Two cases of systemic thromboembolism (Trousseau syndrome) associated with metastatic human papillomavirus (HPV)-related endocervical adenocarcinomas are reported. The first patient, age 36, presented with bilateral lower extremity deep vein thromboses, pulmonary embolism, and supraclavicular and cervical lymphadenopathy. Lymph node biopsy revealed metastatic mucinous adenocarcinoma with focal signet ring cell differentiation. Imaging studies demonstrated metastatic disease without a defined primary site. Acute renal and respiratory failure developed and the patient expired shortly after initiation of chemotherapy, 7 weeks after presentation. Autopsy examination revealed widespread metastatic adenocarcinoma with a 2 cm cervical adenocarcinoma. The second patient, age 43, presented with left internal jugular vein thrombosis, acute thrombophlebitis, and bilateral axillary lymphadenopathy. She developed progressive venous thrombosis despite anticoagulation. Imaging studies demonstrated widespread lymphadenopathy and an adnexal mass.

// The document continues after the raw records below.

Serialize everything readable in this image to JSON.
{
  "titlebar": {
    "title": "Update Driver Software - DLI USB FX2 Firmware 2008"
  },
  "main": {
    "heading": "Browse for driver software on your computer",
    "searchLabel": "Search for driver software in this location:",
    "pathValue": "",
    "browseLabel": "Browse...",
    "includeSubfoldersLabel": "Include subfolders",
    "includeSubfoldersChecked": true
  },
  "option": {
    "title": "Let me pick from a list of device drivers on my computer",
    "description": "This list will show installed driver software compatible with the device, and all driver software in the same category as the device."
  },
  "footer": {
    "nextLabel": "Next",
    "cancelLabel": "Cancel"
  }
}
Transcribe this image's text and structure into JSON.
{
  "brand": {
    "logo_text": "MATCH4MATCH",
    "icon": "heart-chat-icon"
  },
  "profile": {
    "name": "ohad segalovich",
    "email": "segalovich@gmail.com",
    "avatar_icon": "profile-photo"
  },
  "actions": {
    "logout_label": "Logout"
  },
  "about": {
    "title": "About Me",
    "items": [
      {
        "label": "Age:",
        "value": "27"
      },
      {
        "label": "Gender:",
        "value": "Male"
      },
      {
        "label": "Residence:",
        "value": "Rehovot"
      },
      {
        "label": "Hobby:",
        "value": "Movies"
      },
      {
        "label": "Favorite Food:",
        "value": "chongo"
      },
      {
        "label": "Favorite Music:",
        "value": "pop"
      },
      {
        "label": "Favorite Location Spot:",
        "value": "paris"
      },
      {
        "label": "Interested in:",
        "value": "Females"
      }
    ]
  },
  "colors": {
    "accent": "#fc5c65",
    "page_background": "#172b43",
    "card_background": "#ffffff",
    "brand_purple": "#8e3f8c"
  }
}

Diagnostic laparoscopy with biopsies and left oophorectomy revealed metastatic mucinous adenocarcinoma with signet ring cell differentiation involving peritoneum, ovary, cervix, and bladder without a defined primary site. Progressive thromboembolic disease with acute renal failure and multiple cerebral infarcts developed and the patient expired shortly after initiation of chemotherapy, 2 months after presentation. No autopsy was performed. HPV DNA was detected by in situ hybridization in the lymph node metastasis in the first case and in the cervical and ovarian tumor specimens in the second case. High-risk HPV-related endocervical adenocarcinomas occasionally exhibit signet ring cell differentiation and can present with Trousseau syndrome. These features more commonly suggest metastatic adenocarcinoma of upper gastrointestinal tract origin but the presence of HPV DNA within the tumors establishes them as cervical in origin.
- Human papillomavirus
- Trousseau syndrome
ASJC Scopus subject areas
- Pathology and Forensic Medicine
- Obstetrics and Gynecology